Direct line: +44 (0)20 7324 0915
Marisa J. Futernick
Digital and Social Media Consultant
Direct line: +1 (860) 549-2576
Katrina Millar
Communications, Marketing & Events Manager
Direct line: +44 (0)207 549 0499
Bea Bradley
Photography, Rights & Reproduction Manager
Direct line: +44 (0)20 7549 0428
Special Projects and Communications
Direct line: +44 (0)20 7324 0912
Design and Communications Coordinator
Direct line: +44 (0)20 7549 0499

Operations
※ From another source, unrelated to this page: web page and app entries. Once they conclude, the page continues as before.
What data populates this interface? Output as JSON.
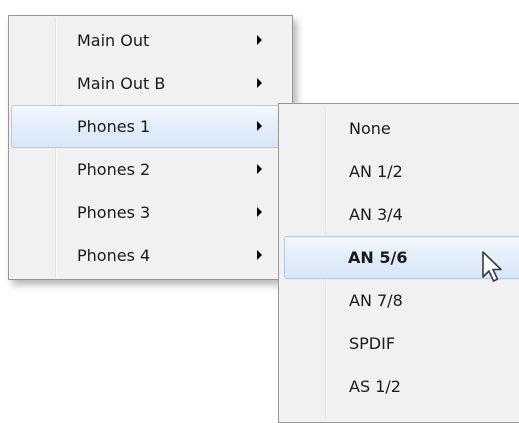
{
  "main_menu": {
    "items": [
      {
        "label": "Main Out",
        "has_submenu": true,
        "highlighted": false
      },
      {
        "label": "Main Out B",
        "has_submenu": true,
        "highlighted": false
      },
      {
        "label": "Phones 1",
        "has_submenu": true,
        "highlighted": true
      },
      {
        "label": "Phones 2",
        "has_submenu": true,
        "highlighted": false
      },
      {
        "label": "Phones 3",
        "has_submenu": true,
        "highlighted": false
      },
      {
        "label": "Phones 4",
        "has_submenu": true,
        "highlighted": false
      }
    ]
  },
  "submenu": {
    "items": [
      {
        "label": "None",
        "highlighted": false
      },
      {
        "label": "AN 1/2",
        "highlighted": false
      },
      {
        "label": "AN 3/4",
        "highlighted": false
      },
      {
        "label": "AN 5/6",
        "highlighted": true,
        "bold": true
      },
      {
        "label": "AN 7/8",
        "highlighted": false
      },
      {
        "label": "SPDIF",
        "highlighted": false
      },
      {
        "label": "AS 1/2",
        "highlighted": false
      }
    ]
  },
  "colors": {
    "menu_background": "#f1f1f1",
    "menu_border": "#979797",
    "highlight_border": "#aecbf0",
    "highlight_fill": "#e4eefb"
  },
  "icons": {
    "submenu_arrow": "arrow-right-icon",
    "pointer": "mouse-cursor-icon"
  }
}
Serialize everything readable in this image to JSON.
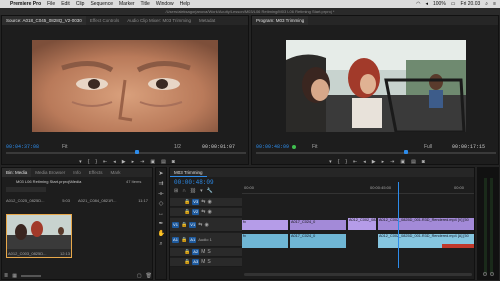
{
  "menubar": {
    "apple": "",
    "app_name": "Premiere Pro",
    "items": [
      "File",
      "Edit",
      "Clip",
      "Sequence",
      "Marker",
      "Title",
      "Window",
      "Help"
    ],
    "battery": "100%",
    "clock": "Fri 20.03",
    "status_icons": [
      "wifi-icon",
      "volume-icon",
      "battery-icon",
      "search-icon",
      "menu-icon"
    ]
  },
  "pathbar": {
    "text": "/Users/aleksagorjanova/Work/Acuity/Lesson/M03/L06 Retiming/M03 L06 Retiming Start.prproj *"
  },
  "source": {
    "tabs": [
      "Source: A018_C045_0828Q_V2-0030",
      "Effect Controls",
      "Audio Clip Mixer: M03 Trimming",
      "Metadat"
    ],
    "timecode_in": "00:04:37:08",
    "fit": "Fit",
    "fraction": "1/2",
    "duration": "00:00:01:07"
  },
  "program": {
    "tabs": [
      "Program: M03 Trimming"
    ],
    "timecode_in": "00:00:48:09",
    "fit": "Fit",
    "quality": "Full",
    "duration": "00:00:17:15"
  },
  "project": {
    "tabs": [
      "Bin: Media",
      "Media Browser",
      "Info",
      "Effects",
      "Mark"
    ],
    "path": "M03 L06 Retiming Start.prproj\\Media",
    "items_count": "47 Items",
    "thumbs": [
      {
        "name": "A012_C025_0825D...",
        "dur": "5:03"
      },
      {
        "name": "A021_C084_0821R...",
        "dur": "11:17"
      },
      {
        "name": "A012_C003_0825D...",
        "dur": "12:13"
      }
    ]
  },
  "timeline": {
    "tabs": [
      "M03 Trimming"
    ],
    "timecode": "00:00:48:09",
    "ruler": [
      "00:00",
      "00:00:45:00",
      "00:00"
    ],
    "tracks": [
      {
        "name": "V3",
        "target": ""
      },
      {
        "name": "V2",
        "target": ""
      },
      {
        "name": "V1",
        "target": "V1"
      },
      {
        "name": "A1",
        "target": "A1",
        "label": "Audio 1"
      },
      {
        "name": "A2",
        "target": ""
      },
      {
        "name": "A3",
        "target": ""
      }
    ],
    "clips": {
      "v1_a": "fx",
      "v1_b": "A017_C024_0",
      "v1_c": "A012_C002_0825D...",
      "v1_d": "A012_C002_0825D_001.R3D_Rendered.mp4 [V] [50",
      "a1_a": "fx",
      "a1_b": "A017_C024_0",
      "a1_c": "A012_C002_0825D_001.R3D_Rendered.mp4 [A] [50"
    }
  },
  "colors": {
    "accent": "#2d8ceb",
    "video_clip": "#b59ce8",
    "audio_clip": "#6fb6d4",
    "marker_green": "#3fbf4f"
  }
}
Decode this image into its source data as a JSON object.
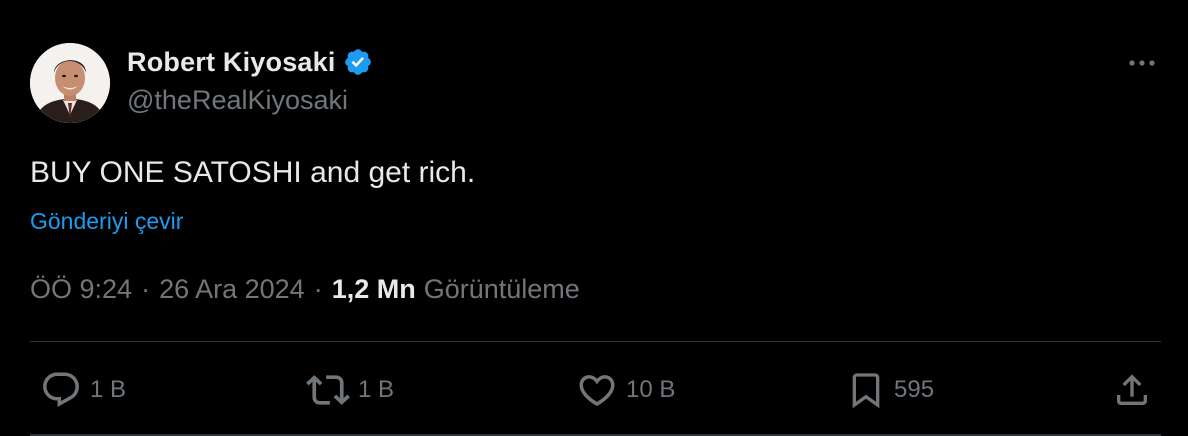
{
  "author": {
    "display_name": "Robert Kiyosaki",
    "handle": "@theRealKiyosaki",
    "verified": true,
    "verified_badge_color": "#1d9bf0"
  },
  "tweet": {
    "text": "BUY ONE SATOSHI and get rich.",
    "translate_label": "Gönderiyi çevir"
  },
  "meta": {
    "time": "ÖÖ 9:24",
    "separator": "·",
    "date": "26 Ara 2024",
    "views_count": "1,2 Mn",
    "views_label": "Görüntüleme"
  },
  "actions": {
    "reply": {
      "icon": "reply-icon",
      "count": "1 B"
    },
    "repost": {
      "icon": "repost-icon",
      "count": "1 B"
    },
    "like": {
      "icon": "heart-icon",
      "count": "10 B"
    },
    "bookmark": {
      "icon": "bookmark-icon",
      "count": "595"
    },
    "share": {
      "icon": "share-icon"
    }
  },
  "colors": {
    "background": "#000000",
    "primary_text": "#e7e9ea",
    "secondary_text": "#71767b",
    "link": "#1d9bf0",
    "divider": "#2f3336"
  }
}
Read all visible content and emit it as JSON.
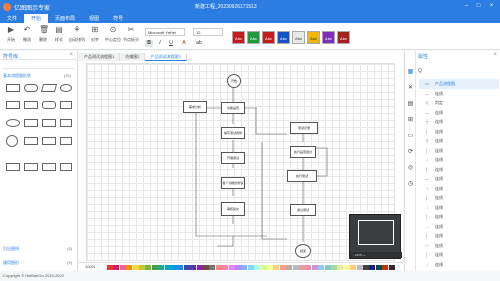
{
  "app": {
    "name": "亿图图示专家",
    "doc_title": "新建工程_20230926171513"
  },
  "menu": {
    "tabs": [
      "文件",
      "开始",
      "页面布局",
      "视图",
      "符号"
    ]
  },
  "toolbar": {
    "tools": [
      {
        "icon": "play-icon",
        "label": "开始"
      },
      {
        "icon": "undo-icon",
        "label": "撤消"
      },
      {
        "icon": "delete-icon",
        "label": "删除"
      },
      {
        "icon": "style-icon",
        "label": "样式"
      },
      {
        "icon": "auto-layout-icon",
        "label": "自动排列"
      },
      {
        "icon": "align-icon",
        "label": "对齐"
      },
      {
        "icon": "position-icon",
        "label": "中心定位"
      },
      {
        "icon": "unlink-icon",
        "label": "节点拆分"
      },
      {
        "icon": "reset-icon",
        "label": "默认样式"
      }
    ],
    "font": "Microsoft YaHei",
    "size": "12",
    "format": [
      "B",
      "I",
      "U",
      "A",
      "ab"
    ],
    "swatch_label": "Abc",
    "swatches": [
      "#c21e1e",
      "#1f9a3c",
      "#c21e1e",
      "#1452c9",
      "#e8e8e8",
      "#f2b705",
      "#7b2fb8",
      "#a62020"
    ]
  },
  "left_panel": {
    "title": "符号库",
    "sections": [
      {
        "label": "基本流程图形状",
        "count": "(25)"
      },
      {
        "label": "引出图线",
        "count": "(6)"
      },
      {
        "label": "通用图形",
        "count": "(9)"
      }
    ]
  },
  "tabs": [
    "产品测试流程图1",
    "仿佛图2",
    "产品测试流程图3"
  ],
  "flow": {
    "start": "开始",
    "end": "结束",
    "nodes": [
      "需求分析",
      "功能是否",
      "编写测试用例",
      "开展测试",
      "各个功能的测试",
      "审核提交",
      "测试记录",
      "执行是否通过",
      "执行测试",
      "通过测试"
    ]
  },
  "minimap": {
    "zoom": "- 100% +"
  },
  "bottom": {
    "zoom": "100%"
  },
  "palette": [
    "#e53935",
    "#d81b60",
    "#f06292",
    "#fb8c00",
    "#fdd835",
    "#c0ca33",
    "#7cb342",
    "#43a047",
    "#26a69a",
    "#00acc1",
    "#039be5",
    "#1e88e5",
    "#3949ab",
    "#5e35b1",
    "#8e24aa",
    "#6d4c41",
    "#757575",
    "#ff8a80",
    "#ff80ab",
    "#ea80fc",
    "#b388ff",
    "#82b1ff",
    "#80d8ff",
    "#a7ffeb",
    "#ccff90",
    "#ffff8d",
    "#ffd180",
    "#ff9e80",
    "#bcaaa4",
    "#b0bec5",
    "#ef9a9a",
    "#f48fb1",
    "#ce93d8",
    "#90caf9",
    "#80cbc4",
    "#a5d6a7",
    "#e6ee9c",
    "#fff59d",
    "#ffcc80",
    "#bdbdbd",
    "#424242",
    "#1a237e",
    "#004d40",
    "#bf360c",
    "#3e2723"
  ],
  "right_panel": {
    "title": "属性",
    "search": "Q",
    "rows": [
      {
        "mark": "▭",
        "label": "产品流程图"
      },
      {
        "mark": "—",
        "label": "连线"
      },
      {
        "mark": "◇",
        "label": "判定"
      },
      {
        "mark": "—",
        "label": "连线"
      },
      {
        "mark": "┼",
        "label": "连线"
      },
      {
        "mark": "│",
        "label": "连线"
      },
      {
        "mark": "┼",
        "label": "连线"
      },
      {
        "mark": "│",
        "label": "连线"
      },
      {
        "mark": "↓",
        "label": "连线"
      },
      {
        "mark": "│",
        "label": "连线"
      },
      {
        "mark": "—",
        "label": "连线"
      },
      {
        "mark": "↑",
        "label": "连线"
      },
      {
        "mark": "│",
        "label": "连线"
      },
      {
        "mark": "↓",
        "label": "连线"
      },
      {
        "mark": "│",
        "label": "连线"
      },
      {
        "mark": "→",
        "label": "连线"
      },
      {
        "mark": "│",
        "label": "连线"
      },
      {
        "mark": "□",
        "label": "连线"
      },
      {
        "mark": "│",
        "label": "连线"
      },
      {
        "mark": "↓",
        "label": "连线"
      }
    ]
  },
  "footer": {
    "copyright": "Copyright © HelBanGo 2019-2022"
  }
}
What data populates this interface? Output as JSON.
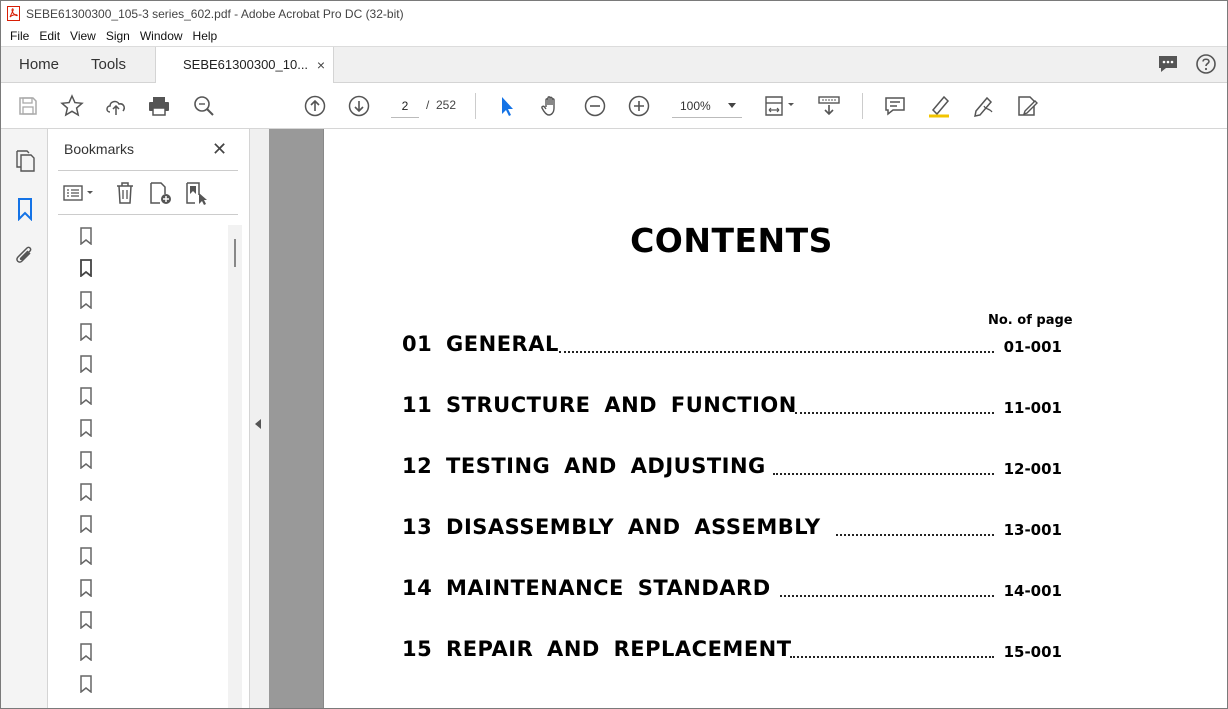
{
  "window": {
    "title": "SEBE61300300_105-3 series_602.pdf - Adobe Acrobat Pro DC (32-bit)"
  },
  "menu": [
    "File",
    "Edit",
    "View",
    "Sign",
    "Window",
    "Help"
  ],
  "tabs": {
    "home": "Home",
    "tools": "Tools",
    "document": "SEBE61300300_10...",
    "close": "×"
  },
  "toolbar": {
    "page_current": "2",
    "page_separator": "/",
    "page_total": "252",
    "zoom": "100%"
  },
  "bookmarks": {
    "header": "Bookmarks",
    "close": "✕",
    "item_count": 15
  },
  "document": {
    "title": "CONTENTS",
    "no_of_page_label": "No. of page",
    "toc": [
      {
        "label": "01 GENERAL",
        "page": "01-001"
      },
      {
        "label": "11 STRUCTURE AND FUNCTION",
        "page": "11-001"
      },
      {
        "label": "12 TESTING AND ADJUSTING",
        "page": "12-001"
      },
      {
        "label": "13 DISASSEMBLY AND ASSEMBLY",
        "page": "13-001"
      },
      {
        "label": "14 MAINTENANCE STANDARD",
        "page": "14-001"
      },
      {
        "label": "15 REPAIR AND REPLACEMENT",
        "page": "15-001"
      }
    ]
  },
  "colors": {
    "accent_blue": "#1473e6",
    "pdf_red": "#d81e05",
    "icon_gray": "#555555"
  }
}
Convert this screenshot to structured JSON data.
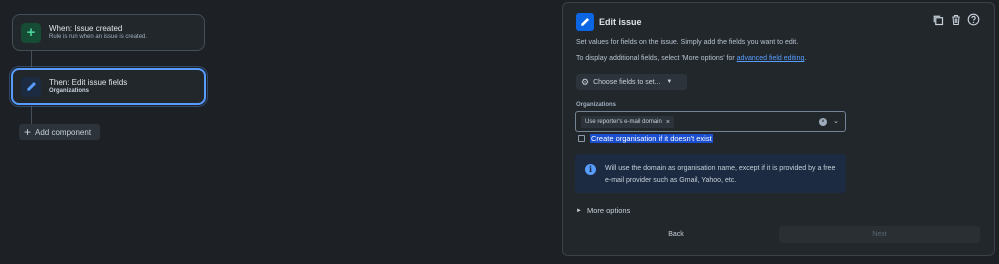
{
  "canvas": {
    "trigger_node": {
      "title": "When: Issue created",
      "subtitle": "Rule is run when an issue is created."
    },
    "action_node": {
      "title": "Then: Edit issue fields",
      "subtitle": "Organizations"
    },
    "add_component_label": "Add component"
  },
  "panel": {
    "title": "Edit issue",
    "description": "Set values for fields on the issue. Simply add the fields you want to edit.",
    "more_text_prefix": "To display additional fields, select 'More options' for ",
    "more_text_link": "advanced field editing",
    "more_text_suffix": ".",
    "choose_fields_label": "Choose fields to set...",
    "organizations": {
      "label": "Organizations",
      "chip": "Use reporter's e-mail domain"
    },
    "create_org_checkbox_label": "Create organisation if it doesn't exist",
    "create_org_checked": false,
    "info_text": "Will use the domain as organisation name, except if it is provided by a free e-mail provider such as Gmail, Yahoo, etc.",
    "more_options_label": "More options",
    "back_label": "Back",
    "next_label": "Next"
  },
  "colors": {
    "background": "#1d2125",
    "panel": "#22272b",
    "accent": "#579dff",
    "selection": "#1b4fcf"
  }
}
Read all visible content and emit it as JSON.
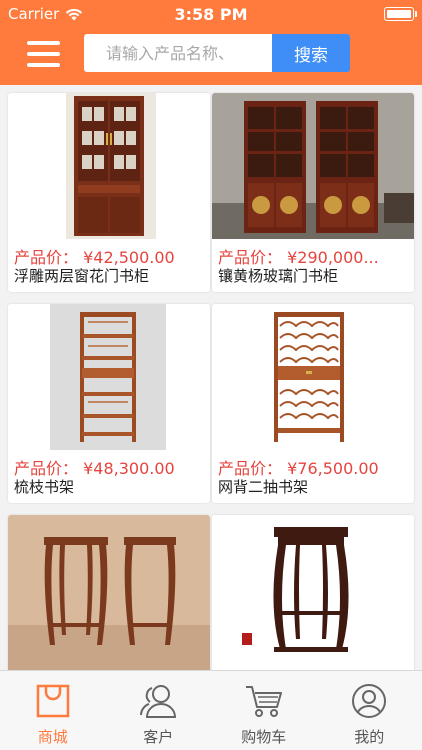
{
  "status": {
    "carrier": "Carrier",
    "time": "3:58 PM"
  },
  "header": {
    "search_placeholder": "请输入产品名称、",
    "search_button": "搜索"
  },
  "price_prefix": "产品价：",
  "products": [
    {
      "price": "¥42,500.00",
      "name": "浮雕两层窗花门书柜"
    },
    {
      "price": "¥290,000...",
      "name": "镶黄杨玻璃门书柜"
    },
    {
      "price": "¥48,300.00",
      "name": "梳枝书架"
    },
    {
      "price": "¥76,500.00",
      "name": "网背二抽书架"
    }
  ],
  "tabs": [
    {
      "label": "商城",
      "icon": "shop-bag-icon",
      "active": true
    },
    {
      "label": "客户",
      "icon": "users-icon",
      "active": false
    },
    {
      "label": "购物车",
      "icon": "cart-icon",
      "active": false
    },
    {
      "label": "我的",
      "icon": "profile-icon",
      "active": false
    }
  ],
  "colors": {
    "accent": "#ff7a3d",
    "price": "#e6453f",
    "button": "#3f8ef7",
    "wood": "#8a3a1e"
  }
}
Robert Holzberger
Director of Operations
Direct line: +44 (0)20 7549 0495
Emer Bermingham
Senior Operations Manager
Direct line: +44 (0) 203 962 4349
Buildings and IT Manager
Direct line: +44 (0)20 7324 0914
Clare Rowe
Paper Archive and Records Manager
Direct line: +44 (0)20 7549 0493
Philip Ewe
Library Coordinator and Archive Assistant
Direct line: +44 (0)20 7336 8109
Adeline Guy
Registrar Director - Head of Department
Direct line: + 44 (0)20 7324 0916
Jayne Archard
Senior Registrar
Direct line: +44 (0)207 324 0910
Alice Panton
Senior Registrar
Direct line: +44 (0)20 7324 0904
Elina Pelvanidi
Registrar
Direct line: +44 (0) 203 962 4348

Technical Services

David Wood
Technical Operations Manager
Direct line: +44 (0)20 7324 0900
Jon Glazier
Head Technician
Direct line: +44 (0)20 7549 0425
Martin Fletcher
Senior Technician
Direct line: +44 (0)20 3962 4340
Jonny Winter
Senior Technician
Direct line: +44 (0) 203 9624 341
Rob Phillips
Senior Technician
Direct line: +44 (0)20 7549 0492
Ross Taylor
Technician
Direct line: +44 (0)20 7549 0492

Finance

Direct line: +44 (0)20 7336 8109